Jean-François Millet (1814 – 1875) was a French painter and one of the founders of the Barbizon school. He was part of the Realism movement. He moved to Cherbourg when his first painting was accepted by the Salon in 1840. The next year, he married and moved to Paris. After rejections in 1843 from the Salon and his wife’s death, he returned to Cherbourg. He then moved to Le Havre in 1845 where he married again. They moved back to Paris.
In the mid-1840s he was friends by Troyon, Diaz, Jacque and Rousseau, artists that are associated with the Barbizon school. Honoré Daumier influenced Millet. In 1848 his Captivity of the Jews in Babylon was revealed and was not favorable with the critics. It disappeared a short time later and was believed to be destroyed by Millet. However, when a museum did an X-Ray of another painting (The Young Shepherdess) they found Captivity under it.
In 1850 he entered into an agreement with Sensier, who provided the artist with supplies. Despite constant mixed reviews at the Salon, his reputation still grew. He is believed to be a source of inspiration for van Gogh. His later landscapes serve as a model for Claude Monet’s paintings of the Normandy coast.

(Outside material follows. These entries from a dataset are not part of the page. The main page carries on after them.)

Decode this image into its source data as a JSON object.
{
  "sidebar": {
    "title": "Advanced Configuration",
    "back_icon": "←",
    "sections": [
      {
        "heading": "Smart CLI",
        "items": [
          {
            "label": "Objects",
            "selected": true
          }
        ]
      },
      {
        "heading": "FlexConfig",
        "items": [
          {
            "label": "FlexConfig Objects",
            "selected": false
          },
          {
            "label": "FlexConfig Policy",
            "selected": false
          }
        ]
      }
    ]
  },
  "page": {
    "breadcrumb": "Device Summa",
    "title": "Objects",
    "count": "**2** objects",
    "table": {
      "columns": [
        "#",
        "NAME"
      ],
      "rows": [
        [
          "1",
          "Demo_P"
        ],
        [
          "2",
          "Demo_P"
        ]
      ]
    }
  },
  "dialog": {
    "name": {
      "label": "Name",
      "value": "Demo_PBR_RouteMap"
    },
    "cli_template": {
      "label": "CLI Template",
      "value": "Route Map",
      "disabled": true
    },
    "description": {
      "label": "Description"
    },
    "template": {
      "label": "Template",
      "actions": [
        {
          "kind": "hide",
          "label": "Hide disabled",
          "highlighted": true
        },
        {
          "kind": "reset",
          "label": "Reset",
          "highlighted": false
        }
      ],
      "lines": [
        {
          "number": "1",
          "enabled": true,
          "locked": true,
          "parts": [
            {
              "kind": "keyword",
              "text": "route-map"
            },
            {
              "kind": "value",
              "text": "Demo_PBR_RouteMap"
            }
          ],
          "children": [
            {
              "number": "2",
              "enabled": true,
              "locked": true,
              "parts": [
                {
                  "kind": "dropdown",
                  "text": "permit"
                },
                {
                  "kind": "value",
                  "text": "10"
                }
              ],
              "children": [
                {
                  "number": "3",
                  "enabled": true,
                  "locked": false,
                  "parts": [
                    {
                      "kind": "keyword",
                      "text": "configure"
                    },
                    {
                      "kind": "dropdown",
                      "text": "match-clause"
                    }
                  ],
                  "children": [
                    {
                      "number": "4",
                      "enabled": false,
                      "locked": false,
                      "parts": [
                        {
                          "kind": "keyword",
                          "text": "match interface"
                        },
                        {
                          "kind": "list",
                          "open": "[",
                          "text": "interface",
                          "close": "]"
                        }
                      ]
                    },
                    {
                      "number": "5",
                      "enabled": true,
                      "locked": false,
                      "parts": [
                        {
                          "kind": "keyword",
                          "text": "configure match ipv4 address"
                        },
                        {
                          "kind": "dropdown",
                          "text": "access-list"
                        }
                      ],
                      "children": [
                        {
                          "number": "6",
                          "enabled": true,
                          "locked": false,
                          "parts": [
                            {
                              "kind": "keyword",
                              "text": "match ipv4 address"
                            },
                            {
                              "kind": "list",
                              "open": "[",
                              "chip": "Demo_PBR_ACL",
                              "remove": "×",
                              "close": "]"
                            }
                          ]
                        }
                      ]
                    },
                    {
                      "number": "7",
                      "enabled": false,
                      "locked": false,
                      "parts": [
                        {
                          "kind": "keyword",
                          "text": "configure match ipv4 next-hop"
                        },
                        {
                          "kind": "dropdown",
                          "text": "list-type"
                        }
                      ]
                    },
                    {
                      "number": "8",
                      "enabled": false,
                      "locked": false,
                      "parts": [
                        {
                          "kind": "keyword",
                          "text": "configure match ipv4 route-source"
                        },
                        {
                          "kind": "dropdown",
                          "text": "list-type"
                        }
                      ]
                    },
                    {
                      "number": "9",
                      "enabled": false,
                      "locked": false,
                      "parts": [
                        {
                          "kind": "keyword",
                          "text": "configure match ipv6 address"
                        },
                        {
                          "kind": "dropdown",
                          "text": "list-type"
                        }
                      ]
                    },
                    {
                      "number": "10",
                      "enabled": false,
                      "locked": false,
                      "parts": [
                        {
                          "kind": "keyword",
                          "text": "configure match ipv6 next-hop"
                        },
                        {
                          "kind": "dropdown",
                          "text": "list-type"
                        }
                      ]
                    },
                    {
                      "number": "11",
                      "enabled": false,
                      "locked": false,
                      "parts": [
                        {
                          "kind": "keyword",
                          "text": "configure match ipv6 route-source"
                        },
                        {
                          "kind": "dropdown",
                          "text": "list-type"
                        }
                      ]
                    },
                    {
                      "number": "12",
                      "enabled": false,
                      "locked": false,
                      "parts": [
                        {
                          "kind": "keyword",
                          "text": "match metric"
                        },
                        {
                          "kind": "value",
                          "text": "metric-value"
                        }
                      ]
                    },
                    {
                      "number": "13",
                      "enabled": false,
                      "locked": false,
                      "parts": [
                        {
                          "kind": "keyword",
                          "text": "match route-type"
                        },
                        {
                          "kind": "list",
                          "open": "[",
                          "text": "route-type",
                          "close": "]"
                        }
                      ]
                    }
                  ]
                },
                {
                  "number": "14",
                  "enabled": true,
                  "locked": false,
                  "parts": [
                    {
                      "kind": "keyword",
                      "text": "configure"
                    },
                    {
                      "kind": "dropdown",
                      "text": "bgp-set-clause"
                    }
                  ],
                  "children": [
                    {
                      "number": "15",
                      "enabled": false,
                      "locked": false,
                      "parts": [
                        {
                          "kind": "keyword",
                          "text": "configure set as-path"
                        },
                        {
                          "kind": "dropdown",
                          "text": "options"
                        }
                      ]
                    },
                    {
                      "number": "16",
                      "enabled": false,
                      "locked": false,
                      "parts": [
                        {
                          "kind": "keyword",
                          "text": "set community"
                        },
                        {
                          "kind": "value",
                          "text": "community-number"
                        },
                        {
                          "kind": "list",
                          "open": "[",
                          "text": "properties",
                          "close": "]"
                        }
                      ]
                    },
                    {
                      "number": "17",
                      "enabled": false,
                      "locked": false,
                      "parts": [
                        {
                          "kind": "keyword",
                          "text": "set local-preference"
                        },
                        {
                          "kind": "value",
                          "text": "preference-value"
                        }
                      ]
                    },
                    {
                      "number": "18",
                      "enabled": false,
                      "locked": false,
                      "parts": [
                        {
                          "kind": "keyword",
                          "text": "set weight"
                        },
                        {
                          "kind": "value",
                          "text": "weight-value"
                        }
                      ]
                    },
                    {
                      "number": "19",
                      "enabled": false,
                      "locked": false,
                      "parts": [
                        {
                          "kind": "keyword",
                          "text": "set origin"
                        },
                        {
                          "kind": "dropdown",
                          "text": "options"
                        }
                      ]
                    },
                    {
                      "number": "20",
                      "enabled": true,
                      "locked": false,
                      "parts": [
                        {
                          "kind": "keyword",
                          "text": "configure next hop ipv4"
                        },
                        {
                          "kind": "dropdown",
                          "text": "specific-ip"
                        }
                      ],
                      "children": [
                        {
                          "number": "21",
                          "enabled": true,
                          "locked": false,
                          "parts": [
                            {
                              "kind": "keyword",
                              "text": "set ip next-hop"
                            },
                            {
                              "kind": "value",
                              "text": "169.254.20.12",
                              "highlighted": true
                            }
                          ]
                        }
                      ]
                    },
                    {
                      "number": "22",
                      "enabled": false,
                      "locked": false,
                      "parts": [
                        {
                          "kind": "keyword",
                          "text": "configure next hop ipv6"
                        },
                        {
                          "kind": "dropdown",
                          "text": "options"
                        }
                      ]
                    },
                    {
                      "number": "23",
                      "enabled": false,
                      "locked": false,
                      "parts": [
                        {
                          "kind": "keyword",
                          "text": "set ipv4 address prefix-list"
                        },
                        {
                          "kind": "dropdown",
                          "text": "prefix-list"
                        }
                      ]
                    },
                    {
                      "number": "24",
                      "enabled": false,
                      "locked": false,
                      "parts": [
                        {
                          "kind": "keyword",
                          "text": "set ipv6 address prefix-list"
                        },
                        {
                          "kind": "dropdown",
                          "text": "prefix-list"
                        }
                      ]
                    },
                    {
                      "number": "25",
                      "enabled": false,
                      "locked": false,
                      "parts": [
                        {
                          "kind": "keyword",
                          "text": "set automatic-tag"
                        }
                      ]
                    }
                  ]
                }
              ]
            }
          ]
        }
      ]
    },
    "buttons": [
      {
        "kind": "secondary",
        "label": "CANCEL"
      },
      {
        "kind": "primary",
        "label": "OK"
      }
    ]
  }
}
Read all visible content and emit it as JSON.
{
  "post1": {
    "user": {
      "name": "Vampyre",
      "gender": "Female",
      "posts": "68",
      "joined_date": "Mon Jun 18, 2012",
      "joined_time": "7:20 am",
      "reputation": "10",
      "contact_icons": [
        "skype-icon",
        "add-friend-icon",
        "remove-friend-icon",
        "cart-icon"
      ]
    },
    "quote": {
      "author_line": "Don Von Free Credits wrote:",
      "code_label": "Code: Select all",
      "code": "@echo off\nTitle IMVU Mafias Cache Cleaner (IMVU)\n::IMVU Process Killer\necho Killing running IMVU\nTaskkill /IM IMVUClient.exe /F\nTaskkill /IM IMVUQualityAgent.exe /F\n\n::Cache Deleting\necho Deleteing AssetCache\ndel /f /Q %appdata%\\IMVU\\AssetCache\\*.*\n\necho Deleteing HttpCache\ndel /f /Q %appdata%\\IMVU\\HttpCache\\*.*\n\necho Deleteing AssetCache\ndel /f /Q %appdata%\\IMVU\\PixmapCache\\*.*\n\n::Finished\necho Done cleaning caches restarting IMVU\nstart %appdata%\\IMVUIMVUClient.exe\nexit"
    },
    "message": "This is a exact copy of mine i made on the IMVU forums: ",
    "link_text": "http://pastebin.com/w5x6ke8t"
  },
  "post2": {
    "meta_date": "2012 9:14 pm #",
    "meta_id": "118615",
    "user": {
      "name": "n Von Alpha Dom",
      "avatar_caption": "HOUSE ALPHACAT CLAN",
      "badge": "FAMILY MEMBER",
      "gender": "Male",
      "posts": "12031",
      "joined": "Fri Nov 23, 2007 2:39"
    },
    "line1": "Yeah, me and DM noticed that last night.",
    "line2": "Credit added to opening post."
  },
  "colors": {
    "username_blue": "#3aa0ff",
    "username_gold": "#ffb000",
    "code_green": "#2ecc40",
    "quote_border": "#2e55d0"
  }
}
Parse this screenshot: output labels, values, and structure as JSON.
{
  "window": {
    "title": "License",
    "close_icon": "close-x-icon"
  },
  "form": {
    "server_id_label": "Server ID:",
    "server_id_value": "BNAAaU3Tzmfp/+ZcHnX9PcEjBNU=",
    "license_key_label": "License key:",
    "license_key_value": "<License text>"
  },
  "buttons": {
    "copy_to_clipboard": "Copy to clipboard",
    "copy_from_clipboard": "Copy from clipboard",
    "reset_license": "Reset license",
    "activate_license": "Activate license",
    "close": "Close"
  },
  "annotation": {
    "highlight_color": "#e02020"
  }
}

Dali wrote an analysis of his work. In his analysis, he stated that the work of spiritual peace was actually repressed sexual aggression. He also believed that the two figures were praying over their buried child, rather than Angelus. He so adamant about his belief the work had an X-ray done and it revealed a painted geometric shape strikingly similar to a coffin.